Pando have it right; we need to speak a our truth(s) to the new power.

Part of the answer lies in digital technology and social media which can amplify the voice of the 99%.

For example Oxfam use digital technologies to help empower Cambodian women by giving them mobile phones. In East Africa mobile phones are used to monitor drought conditions, and in Bangladesh mobile phones are used to monitor storms and rising sea levels. In northern Australia, GPS technology is used by indigenous Australians to develop innovative burn-control strategies.

In urban Australia, I believe there is a correlation between the rise of smaller parties and a fragmentation of the traditional 2 party system which has given rise to the Palmer United Party and gridlocked upper houses of parliament, and the fragmentation of traditional sources of media. The more people abandon traditional media, the more likely they will abandon the traditional political parties.

This isn’t to discount the influence of Rupert Murdoch’s News Ltd which owns 65% of all metropolitan newspapers. Rather it is a recognition that there are 14 million Australians using Facebook and 2.8 million twitter users who are accessing news and information in more convenient ways.

According to a poll last year, more Australians are choosing to source their news from independent media, blogs, social media and online. This trend is likely to continue as traditional media models continue to look for new business models to stay relevant.

Speaking a truth to the new power could be as simple as having a blog, promoting it via social media, and having something to say. It doesn’t mean there will be a revolution, but it does mean the difference between being a disempowered subject of power, and an engaged participant in the structures of power, using technology to protest, to learn, to share.

Get on board, get a blog, and say something.

It matters – you could change the world.
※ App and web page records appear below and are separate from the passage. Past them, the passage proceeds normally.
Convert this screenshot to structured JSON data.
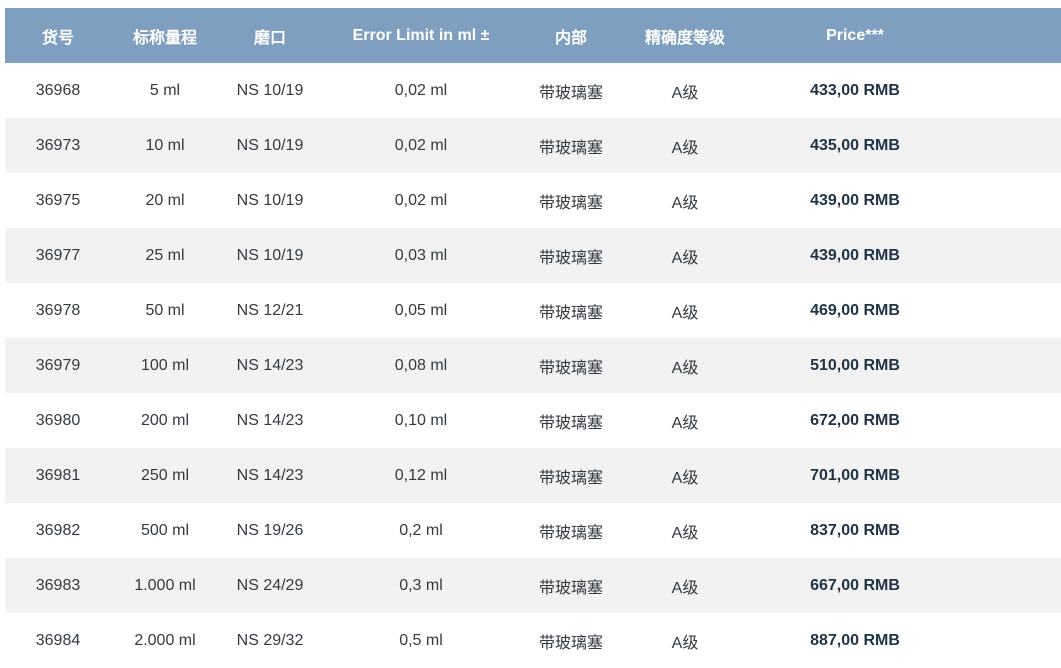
{
  "colors": {
    "header_bg": "#7e9fbf",
    "header_text": "#ffffff",
    "row_alt_bg": "#f2f2f2",
    "price_text": "#1f3247"
  },
  "table": {
    "headers": [
      "货号",
      "标称量程",
      "磨口",
      "Error Limit in ml ±",
      "内部",
      "精确度等级",
      "Price***"
    ],
    "rows": [
      [
        "36968",
        "5 ml",
        "NS 10/19",
        "0,02 ml",
        "带玻璃塞",
        "A级",
        "433,00 RMB"
      ],
      [
        "36973",
        "10 ml",
        "NS 10/19",
        "0,02 ml",
        "带玻璃塞",
        "A级",
        "435,00 RMB"
      ],
      [
        "36975",
        "20 ml",
        "NS 10/19",
        "0,02 ml",
        "带玻璃塞",
        "A级",
        "439,00 RMB"
      ],
      [
        "36977",
        "25 ml",
        "NS 10/19",
        "0,03 ml",
        "带玻璃塞",
        "A级",
        "439,00 RMB"
      ],
      [
        "36978",
        "50 ml",
        "NS 12/21",
        "0,05 ml",
        "带玻璃塞",
        "A级",
        "469,00 RMB"
      ],
      [
        "36979",
        "100 ml",
        "NS 14/23",
        "0,08 ml",
        "带玻璃塞",
        "A级",
        "510,00 RMB"
      ],
      [
        "36980",
        "200 ml",
        "NS 14/23",
        "0,10 ml",
        "带玻璃塞",
        "A级",
        "672,00 RMB"
      ],
      [
        "36981",
        "250 ml",
        "NS 14/23",
        "0,12 ml",
        "带玻璃塞",
        "A级",
        "701,00 RMB"
      ],
      [
        "36982",
        "500 ml",
        "NS 19/26",
        "0,2 ml",
        "带玻璃塞",
        "A级",
        "837,00 RMB"
      ],
      [
        "36983",
        "1.000 ml",
        "NS 24/29",
        "0,3 ml",
        "带玻璃塞",
        "A级",
        "667,00 RMB"
      ],
      [
        "36984",
        "2.000 ml",
        "NS 29/32",
        "0,5 ml",
        "带玻璃塞",
        "A级",
        "887,00 RMB"
      ]
    ]
  }
}
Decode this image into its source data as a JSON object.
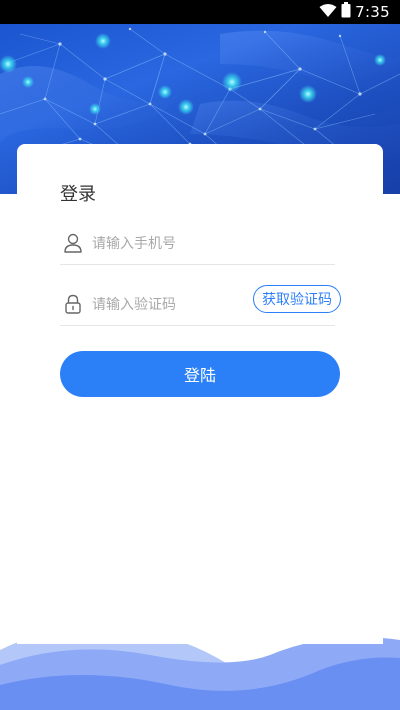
{
  "status_bar": {
    "time": "7:35",
    "icons": [
      "wifi-icon",
      "battery-icon"
    ]
  },
  "login": {
    "title": "登录",
    "phone": {
      "icon": "user-icon",
      "placeholder": "请输入手机号",
      "value": ""
    },
    "code": {
      "icon": "lock-icon",
      "placeholder": "请输入验证码",
      "value": "",
      "button_label": "获取验证码"
    },
    "submit_label": "登陆"
  },
  "colors": {
    "accent": "#2b80f7",
    "banner": "#1d56c8",
    "wave_light": "#a9c0f8",
    "wave_mid": "#7f9ff5",
    "wave_dark": "#5f86f2"
  }
}
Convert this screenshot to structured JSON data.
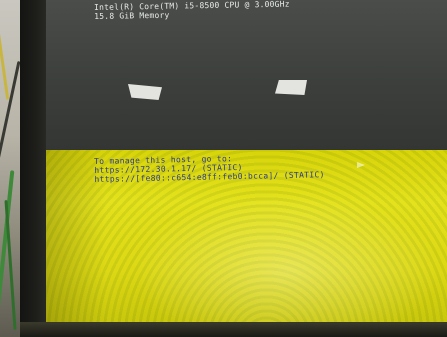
{
  "console": {
    "cpu_line": "Intel(R) Core(TM) i5-8500 CPU @ 3.00GHz",
    "memory_line": "15.8 GiB Memory",
    "manage_line": "To manage this host, go to:",
    "url_ipv4": "https://172.30.1.17/ (STATIC)",
    "url_ipv6": "https://[fe80::c654:e8ff:feb0:bcca]/ (STATIC)"
  },
  "colors": {
    "screen_top": "#3c3f3c",
    "screen_bottom": "#dcd814",
    "text_light": "#e8ece8",
    "text_blue": "#2d3a8c"
  }
}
Photo (average) taken in Russell Street. An old hardware store which proudly proclaimed that they imported stuff is now a grocery store catering to the new urban dwellers. In one building we can see how a city, and the world has changed.